AIM OF THE TASK:
Every line below needs to be printed again exactly, without any of its pictures.

DATA RECORDS:
== Segment start ==

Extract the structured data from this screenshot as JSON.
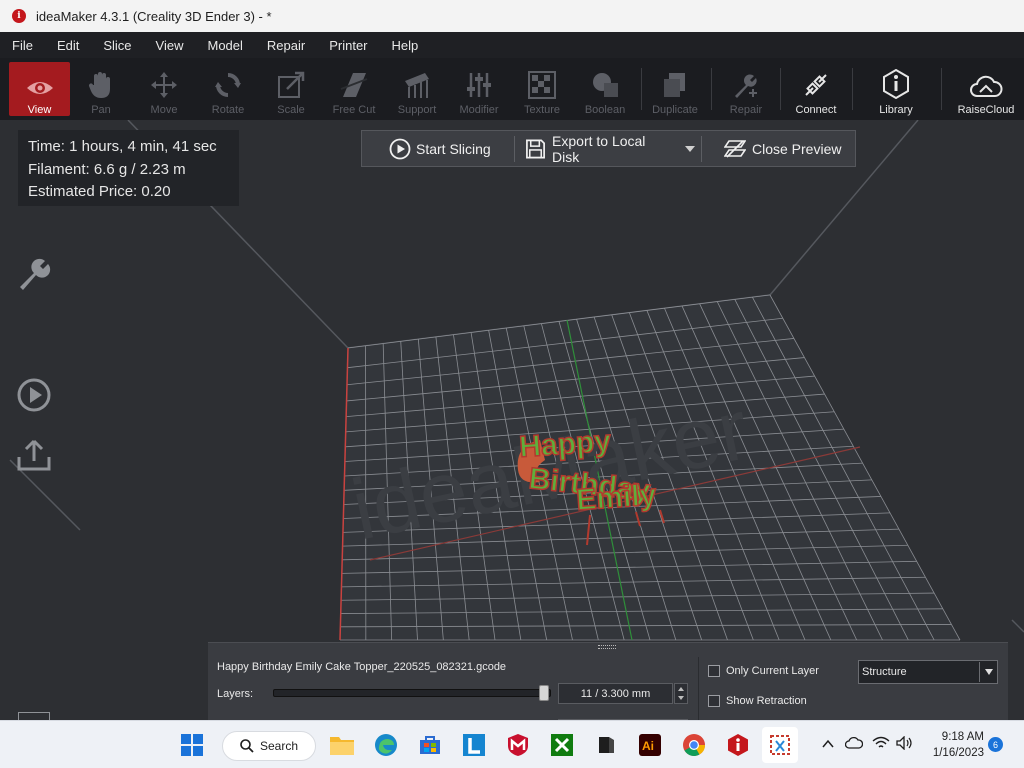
{
  "window": {
    "title": "ideaMaker 4.3.1 (Creality 3D Ender 3) - *",
    "app_icon": "ideamaker-icon"
  },
  "menu": [
    "File",
    "Edit",
    "Slice",
    "View",
    "Model",
    "Repair",
    "Printer",
    "Help"
  ],
  "toolbar": {
    "view": "View",
    "pan": "Pan",
    "move": "Move",
    "rotate": "Rotate",
    "scale": "Scale",
    "free_cut": "Free Cut",
    "support": "Support",
    "modifier": "Modifier",
    "texture": "Texture",
    "boolean": "Boolean",
    "duplicate": "Duplicate",
    "repair": "Repair",
    "connect": "Connect",
    "library": "Library",
    "raisecloud": "RaiseCloud",
    "active_color": "#a41b1f"
  },
  "info": {
    "time": "Time: 1 hours, 4 min, 41 sec",
    "filament": "Filament: 6.6 g / 2.23 m",
    "price": "Estimated Price: 0.20"
  },
  "actions": {
    "start_slicing": "Start Slicing",
    "export": "Export to Local Disk",
    "close_preview": "Close Preview"
  },
  "scene": {
    "watermark": "ideaMaker",
    "model_text": [
      "Happy",
      "Birthday",
      "Emily"
    ]
  },
  "preview_panel": {
    "filename": "Happy Birthday Emily Cake Topper_220525_082321.gcode",
    "layers_label": "Layers:",
    "layer_value": "11 / 3.300 mm",
    "layer_progress": 0.99,
    "only_current_layer": "Only Current Layer",
    "show_retraction": "Show Retraction",
    "view_mode": "Structure"
  },
  "taskbar": {
    "search": "Search",
    "time": "9:18 AM",
    "date": "1/16/2023",
    "notifications": "6"
  }
}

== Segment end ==

OUTPUT:
Extract the structured data from this screenshot as JSON.
{
  "window": {
    "title": "ideaMaker 4.3.1 (Creality 3D Ender 3) - *",
    "app_icon": "ideamaker-icon"
  },
  "menu": [
    "File",
    "Edit",
    "Slice",
    "View",
    "Model",
    "Repair",
    "Printer",
    "Help"
  ],
  "toolbar": {
    "view": "View",
    "pan": "Pan",
    "move": "Move",
    "rotate": "Rotate",
    "scale": "Scale",
    "free_cut": "Free Cut",
    "support": "Support",
    "modifier": "Modifier",
    "texture": "Texture",
    "boolean": "Boolean",
    "duplicate": "Duplicate",
    "repair": "Repair",
    "connect": "Connect",
    "library": "Library",
    "raisecloud": "RaiseCloud",
    "active_color": "#a41b1f"
  },
  "info": {
    "time": "Time: 1 hours, 4 min, 41 sec",
    "filament": "Filament: 6.6 g / 2.23 m",
    "price": "Estimated Price: 0.20"
  },
  "actions": {
    "start_slicing": "Start Slicing",
    "export": "Export to Local Disk",
    "close_preview": "Close Preview"
  },
  "scene": {
    "watermark": "ideaMaker",
    "model_text": [
      "Happy",
      "Birthday",
      "Emily"
    ]
  },
  "preview_panel": {
    "filename": "Happy Birthday Emily Cake Topper_220525_082321.gcode",
    "layers_label": "Layers:",
    "layer_value": "11 / 3.300 mm",
    "layer_progress": 0.99,
    "only_current_layer": "Only Current Layer",
    "show_retraction": "Show Retraction",
    "view_mode": "Structure"
  },
  "taskbar": {
    "search": "Search",
    "time": "9:18 AM",
    "date": "1/16/2023",
    "notifications": "6"
  }
}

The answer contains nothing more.